John Schellnhuber, climate specialist, has warned of a potentially rapid change in environmental conditions.
When the Queen made her unprecedented call for action on climate change at last week's Anglo-German conference, it coincided with John Schellnhuber's appointment as CBE in recognition of his work on the issue.
Professor Schellnhuber, of the Tyndall Centre for Climate Change Research at the University of East Anglia, has warned that too little is known about 12 environmental "tipping points" - such as the North Atlantic current, Asian monsoon and West Antarctic icesheet - that could lead to rapid climate change.
Climate change and the Bush Administration's reluctance to sign up to the Kyoto Protocol was expected to be on the agenda this week when Tony Blair becomes the first foreign leader to visit the White House since the American elections.
An attempt to forge a new global agreement is expected to be a priority when Mr Blair takes the presidency of the G8 grouping of industrial nations next year.

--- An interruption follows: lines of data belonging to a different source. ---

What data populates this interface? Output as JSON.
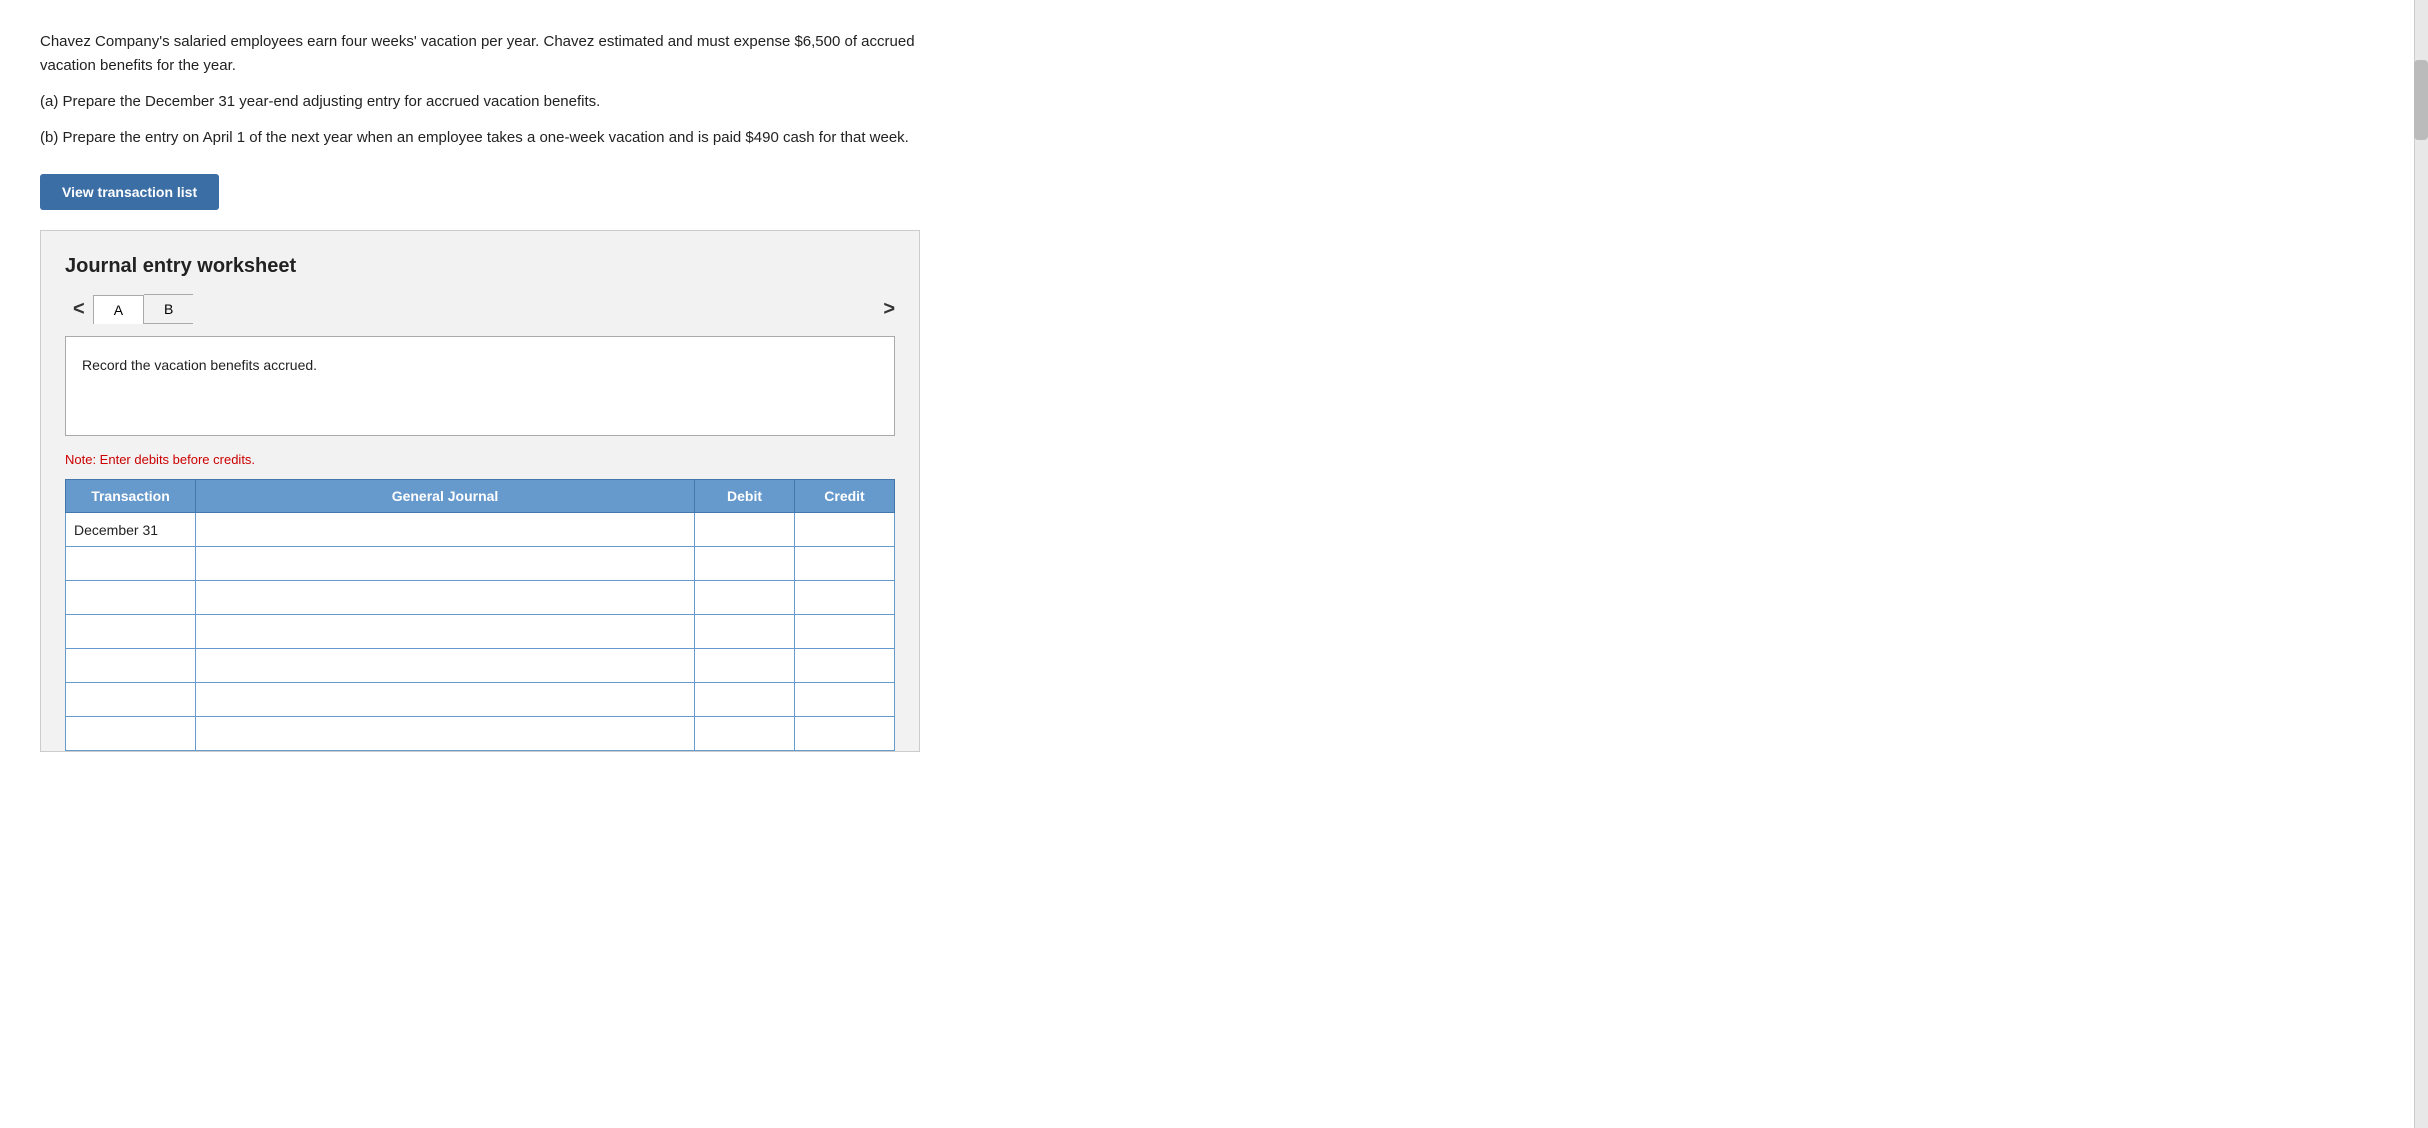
{
  "problem": {
    "paragraph1": "Chavez Company's salaried employees earn four weeks' vacation per year. Chavez estimated and must expense $6,500 of accrued vacation benefits for the year.",
    "paragraph2a": "(a) Prepare the December 31 year-end adjusting entry for accrued vacation benefits.",
    "paragraph2b": "(b) Prepare the entry on April 1 of the next year when an employee takes a one-week vacation and is paid $490 cash for that week."
  },
  "button": {
    "view_transactions": "View transaction list"
  },
  "worksheet": {
    "title": "Journal entry worksheet",
    "tab_a": "A",
    "tab_b": "B",
    "nav_prev": "<",
    "nav_next": ">",
    "instruction": "Record the vacation benefits accrued.",
    "note": "Note: Enter debits before credits.",
    "table": {
      "headers": [
        "Transaction",
        "General Journal",
        "Debit",
        "Credit"
      ],
      "rows": [
        {
          "transaction": "December 31",
          "journal": "",
          "debit": "",
          "credit": ""
        },
        {
          "transaction": "",
          "journal": "",
          "debit": "",
          "credit": ""
        },
        {
          "transaction": "",
          "journal": "",
          "debit": "",
          "credit": ""
        },
        {
          "transaction": "",
          "journal": "",
          "debit": "",
          "credit": ""
        },
        {
          "transaction": "",
          "journal": "",
          "debit": "",
          "credit": ""
        },
        {
          "transaction": "",
          "journal": "",
          "debit": "",
          "credit": ""
        },
        {
          "transaction": "",
          "journal": "",
          "debit": "",
          "credit": ""
        }
      ]
    }
  },
  "colors": {
    "btn_bg": "#3a6ea5",
    "tab_header_bg": "#6699cc",
    "note_color": "#cc0000"
  }
}
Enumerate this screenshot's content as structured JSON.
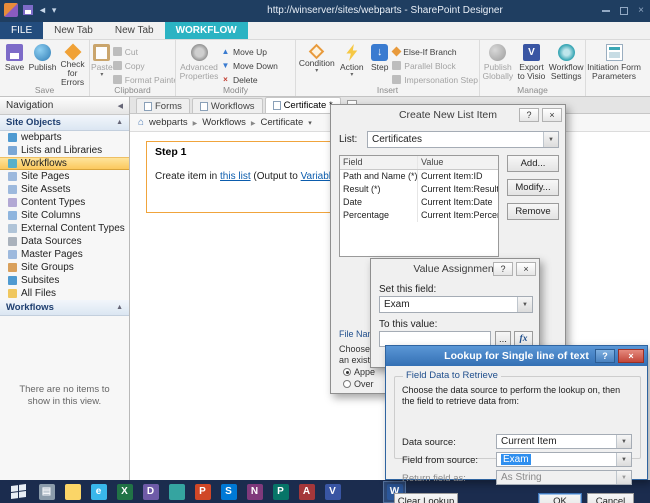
{
  "window": {
    "title": "http://winserver/sites/webparts - SharePoint Designer"
  },
  "icons": {
    "help": "?",
    "close": "×",
    "dropdown": "▼",
    "dropdown_small": "▾",
    "collapse_left": "◀",
    "collapse_up": "▲",
    "home": "⌂",
    "move_up": "▲",
    "move_down": "▼",
    "delete_x": "×",
    "undo": "◄",
    "step_arrow": "↓",
    "visio_letter": "V"
  },
  "ribbon_tabs": [
    {
      "label": "FILE",
      "kind": "file"
    },
    {
      "label": "New Tab"
    },
    {
      "label": "New Tab"
    },
    {
      "label": "WORKFLOW",
      "kind": "workflow",
      "active": true
    }
  ],
  "ribbon": {
    "save": "Save",
    "publish": "Publish",
    "check_for_errors": "Check for Errors",
    "save_group_label": "Save",
    "paste": "Paste",
    "cut": "Cut",
    "copy": "Copy",
    "format_painter": "Format Painter",
    "clipboard_group_label": "Clipboard",
    "advanced_properties": "Advanced Properties",
    "move_up": "Move Up",
    "move_down": "Move Down",
    "delete": "Delete",
    "modify_group_label": "Modify",
    "condition": "Condition",
    "action": "Action",
    "step": "Step",
    "else_if_branch": "Else-If Branch",
    "parallel_block": "Parallel Block",
    "impersonation_step": "Impersonation Step",
    "insert_group_label": "Insert",
    "publish_globally": "Publish Globally",
    "export_to_visio": "Export to Visio",
    "workflow_settings": "Workflow Settings",
    "manage_group_label": "Manage",
    "initiation_form_parameters": "Initiation Form Parameters"
  },
  "nav": {
    "header": "Navigation",
    "site_objects": "Site Objects",
    "items": [
      {
        "label": "webparts",
        "icon": "site-icon"
      },
      {
        "label": "Lists and Libraries",
        "icon": "lists-icon"
      },
      {
        "label": "Workflows",
        "icon": "workflow-icon",
        "selected": true
      },
      {
        "label": "Site Pages",
        "icon": "page-icon"
      },
      {
        "label": "Site Assets",
        "icon": "asset-icon"
      },
      {
        "label": "Content Types",
        "icon": "content-type-icon"
      },
      {
        "label": "Site Columns",
        "icon": "columns-icon"
      },
      {
        "label": "External Content Types",
        "icon": "external-content-icon"
      },
      {
        "label": "Data Sources",
        "icon": "data-source-icon"
      },
      {
        "label": "Master Pages",
        "icon": "master-page-icon"
      },
      {
        "label": "Site Groups",
        "icon": "groups-icon"
      },
      {
        "label": "Subsites",
        "icon": "subsite-icon"
      },
      {
        "label": "All Files",
        "icon": "folder-icon"
      }
    ],
    "workflows_header": "Workflows",
    "empty_message": "There are no items to show in this view."
  },
  "editor": {
    "tabs": [
      {
        "label": "Forms"
      },
      {
        "label": "Workflows"
      },
      {
        "label": "Certificate *",
        "active": true
      }
    ],
    "breadcrumb": [
      {
        "label": "webparts"
      },
      {
        "label": "Workflows"
      },
      {
        "label": "Certificate"
      }
    ],
    "step": {
      "title": "Step 1",
      "text_start": "Create item in ",
      "link_list": "this list",
      "text_mid": " (Output to ",
      "link_variable": "Variable: cr",
      "text_end": ""
    }
  },
  "dialog_create_item": {
    "title": "Create New List Item",
    "list_label": "List:",
    "list_value": "Certificates",
    "columns": [
      "Field",
      "Value"
    ],
    "rows": [
      {
        "field": "Path and Name (*)",
        "value": "Current Item:ID"
      },
      {
        "field": "Result (*)",
        "value": "Current Item:Result"
      },
      {
        "field": "Date",
        "value": "Current Item:Date"
      },
      {
        "field": "Percentage",
        "value": "Current Item:Percentage"
      }
    ],
    "add_button": "Add...",
    "modify_button": "Modify...",
    "remove_button": "Remove",
    "conflict_fragments": {
      "line1": "File Name C",
      "line2": "Choose the",
      "line3": "an existing f",
      "radio1": "Appe",
      "radio2": "Over"
    }
  },
  "dialog_value_assignment": {
    "title": "Value Assignment",
    "set_field_label": "Set this field:",
    "set_field_value": "Exam",
    "to_value_label": "To this value:",
    "browse_button": "...",
    "fx_button": "fx"
  },
  "dialog_lookup": {
    "title": "Lookup for Single line of text",
    "group_label": "Field Data to Retrieve",
    "description": "Choose the data source to perform the lookup on, then the field to retrieve data from:",
    "data_source_label": "Data source:",
    "data_source_value": "Current Item",
    "field_from_source_label": "Field from source:",
    "field_from_source_value": "Exam",
    "return_field_label": "Return field as:",
    "return_field_value": "As String",
    "clear_button": "Clear Lookup",
    "ok_button": "OK",
    "cancel_button": "Cancel"
  },
  "taskbar": {
    "icons": [
      {
        "name": "taskbar-server-manager",
        "glyph": "▤",
        "color": "#8b9cab",
        "fg": "#f2f5f8"
      },
      {
        "name": "taskbar-file-explorer",
        "glyph": "",
        "color": "#fbd567",
        "fg": "#8a6d1f"
      },
      {
        "name": "taskbar-internet-explorer",
        "glyph": "e",
        "color": "#39b7ea",
        "fg": "#ffffff"
      },
      {
        "name": "taskbar-excel",
        "glyph": "X",
        "color": "#217346",
        "fg": "#ffffff"
      },
      {
        "name": "taskbar-sharepoint-designer",
        "glyph": "D",
        "color": "#6e5ba8",
        "fg": "#ffffff"
      },
      {
        "name": "taskbar-app-teal",
        "glyph": "",
        "color": "#35a4a0",
        "fg": "#ffffff"
      },
      {
        "name": "taskbar-powerpoint",
        "glyph": "P",
        "color": "#d04727",
        "fg": "#ffffff"
      },
      {
        "name": "taskbar-lync",
        "glyph": "S",
        "color": "#0079d6",
        "fg": "#ffffff"
      },
      {
        "name": "taskbar-onenote",
        "glyph": "N",
        "color": "#80397b",
        "fg": "#ffffff"
      },
      {
        "name": "taskbar-publisher",
        "glyph": "P",
        "color": "#077568",
        "fg": "#ffffff"
      },
      {
        "name": "taskbar-access",
        "glyph": "A",
        "color": "#a4373a",
        "fg": "#ffffff"
      },
      {
        "name": "taskbar-visio",
        "glyph": "V",
        "color": "#3955a3",
        "fg": "#ffffff"
      },
      {
        "name": "taskbar-word",
        "glyph": "W",
        "color": "#2b579a",
        "fg": "#ffffff",
        "active": true,
        "gap": 36
      }
    ]
  }
}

Professor Schellnhuber said in a recent BBC interview: "We're investing too much in things like improving the accuracy of our weather forecasts, while the really vital elements in the earth's system are the unstable phenomena like the monsoon.
"We should have a much better understanding of these tipping points, and we have to do everything we can to stop short of triggering these instabilities."
He added: "Scientists have begun to realise that change could be sudden, not gradual - in some cases it could happen within a few decades."